The handling was ridiculous. Even in the arcade version, the cars rotated as if they were on a pole (which was even more noticeable when taken out of the arcade and put into the home using an analog thumb stick). They didn't feel like they're interacting with the track at all. In more recent arcade sequels (I would never insert another Cruis'n cartridge into my N64 again after this fiasco), they seem to have sped the games up a bit, which actually exacerbates the noticeably bad handling.

There is no AI to speak of in any Cruis'n game to date, as far as I can tell. You can feel your rivals hovering behind your car in the air just in front of your TV screen, as if they are chained to your bumper. You know they are there, because at the slightest mistake, they will slingshot ahead of you. And of course, sometimes they are inexplicably slower or faster than you (for no reason other than to make the race "close"), and there's simply nothing you can do about it. Midway is notorious for this "rubber-band" crap, and apparently someone in an office somewhere thought it makes games more fun, but it's extremely aggravating to have an entire race of flawless driving ruined by one little mistake near the end.

The first Cruis'n was definitely the best, and if you liked the game, maybe it's still worth a quarter in the arcade cabinet, but I rented the N64 version long ago (after being dissuaded from purchasing it by poor reviews) and was extremely disappointed. I think you'd have to be nuts to pay $10 for this game, to be honest (especially if you already bought the cart years ago).

Here's the bottom line: the arcade game was a disposable racer with a few novelties thrown in, meant to showcase the Ultra 64 hardware. Even the arcade version didn't even withstand the test of time by the time the home version came out. Then, instead of adding depth, updating the handling, or basically improving ANYTHING, they rush out a glitchy, crappy port.

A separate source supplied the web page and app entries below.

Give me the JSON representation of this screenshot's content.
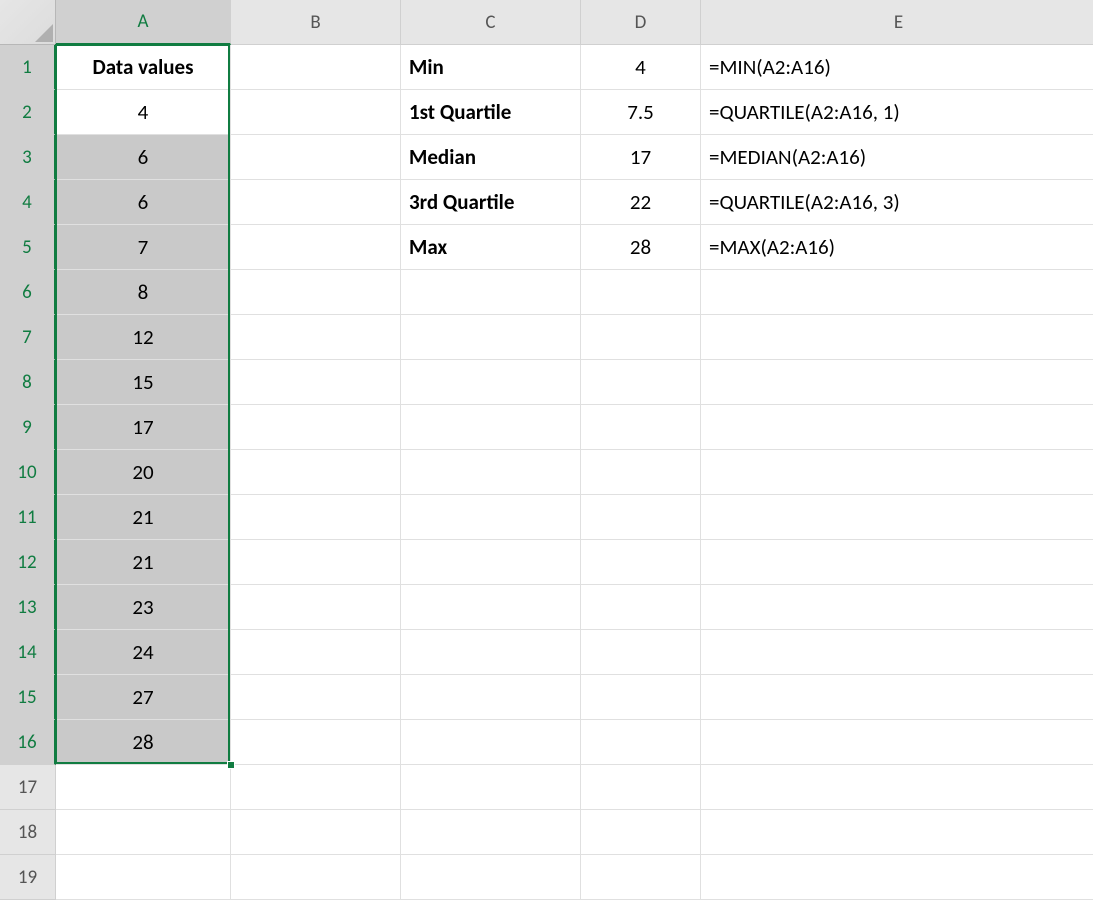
{
  "columns": [
    "A",
    "B",
    "C",
    "D",
    "E"
  ],
  "row_count": 19,
  "selected_col": "A",
  "selected_rows_start": 1,
  "selected_rows_end": 16,
  "header_label": "Data values",
  "data_values": [
    4,
    6,
    6,
    7,
    8,
    12,
    15,
    17,
    20,
    21,
    21,
    23,
    24,
    27,
    28
  ],
  "stats": [
    {
      "label": "Min",
      "value": "4",
      "formula": "=MIN(A2:A16)"
    },
    {
      "label": "1st Quartile",
      "value": "7.5",
      "formula": "=QUARTILE(A2:A16, 1)"
    },
    {
      "label": "Median",
      "value": "17",
      "formula": "=MEDIAN(A2:A16)"
    },
    {
      "label": "3rd Quartile",
      "value": "22",
      "formula": "=QUARTILE(A2:A16, 3)"
    },
    {
      "label": "Max",
      "value": "28",
      "formula": "=MAX(A2:A16)"
    }
  ]
}
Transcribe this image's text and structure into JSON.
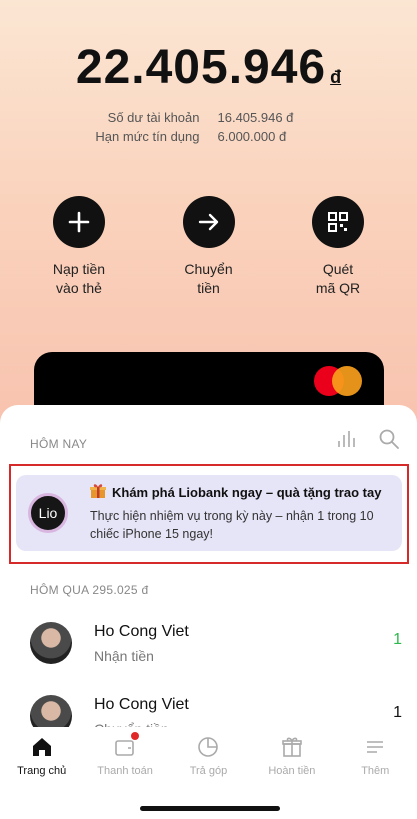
{
  "balance": {
    "amount": "22.405.946",
    "currency": "đ",
    "account_label": "Số dư tài khoản",
    "account_value": "16.405.946 đ",
    "credit_label": "Hạn mức tín dụng",
    "credit_value": "6.000.000 đ"
  },
  "actions": [
    {
      "label": "Nạp tiền\nvào thẻ",
      "icon": "plus-icon"
    },
    {
      "label": "Chuyển\ntiền",
      "icon": "arrow-right-icon"
    },
    {
      "label": "Quét\nmã QR",
      "icon": "qr-icon"
    }
  ],
  "card": {
    "brand_icon": "mastercard-icon",
    "colors": [
      "#eb001b",
      "#f79e1b"
    ]
  },
  "today": {
    "label": "HÔM NAY",
    "promo": {
      "logo": "Lio",
      "icon": "gift-icon",
      "title": "Khám phá Liobank ngay – quà tặng trao tay",
      "body": "Thực hiện nhiệm vụ trong kỳ này – nhận 1 trong 10 chiếc iPhone 15 ngay!"
    }
  },
  "yesterday": {
    "label": "HÔM QUA 295.025 đ",
    "transactions": [
      {
        "name": "Ho Cong Viet",
        "sub": "Nhận tiền",
        "amount": "1",
        "amount_color": "#2db84d"
      },
      {
        "name": "Ho Cong Viet",
        "sub": "Chuyển tiền",
        "amount": "1",
        "amount_color": "#111111"
      }
    ]
  },
  "nav": [
    {
      "label": "Trang chủ",
      "icon": "home-icon",
      "active": true
    },
    {
      "label": "Thanh toán",
      "icon": "wallet-icon",
      "badge": true
    },
    {
      "label": "Trả góp",
      "icon": "pie-chart-icon"
    },
    {
      "label": "Hoàn tiền",
      "icon": "gift-box-icon"
    },
    {
      "label": "Thêm",
      "icon": "menu-icon"
    }
  ],
  "colors": {
    "accent": "#111111",
    "highlight_border": "#d62a2a",
    "promo_bg": "#e6e4f7"
  }
}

I liked the arcade game a lot, but this version even ruined that for me. If you pay money to download this game, you are a sucker. Sorry, but that's the inescapable truth.

I apologize for writing such a lengthy comment.

rarson

#11

rarson commented on New Wii Ware game announced - Gravitronix:

I don't know why more developers aren't jumping on the WiiWare bandwagon. Especially the smaller guys. It just seems like a really great way to get into the gaming industry and get name recognition. Anyone with a Wii and an internet connection- and that's a lot of people- can buy your product without even leaving the house.

I already spend a decent amount of money on VC games. If there was actually something worth buying on WiiWare ("Everybody Votes" isn't even worth downloading for free), I'd be spending even more. VC games are great, but I'd love to have NEW downloadable games available, too. What are the developers waiting for???

rarson

#12

rarson commented on Metroid:

After watching the video, there should be a spoiler alert! They give away "Justin Bailey" as a password! And on another note, I can't believe NES sound was so much crappier than Gameboy sound! The game sounds pretty bad!

rarson

#13

rarson commented on Balloon Fight:

I just watched the video... the game seems more annoying to me than anything else. Doesn't look like it's my bag. Oh well.

rarson

#14

rarson commented on Zelda II: The Adventure of Link:

The gold cart ruled! I loved this game when it originally came out. I'm not as big an RPG fan as the average Zelda fanatic though. I really liked the side-scrolling. Definitely different for a Zelda game.

I never played the first Zelda much, but I liked Zelda II a lot better. I'll probably be downloading both on the VC (though I don't think II is out yet in the US).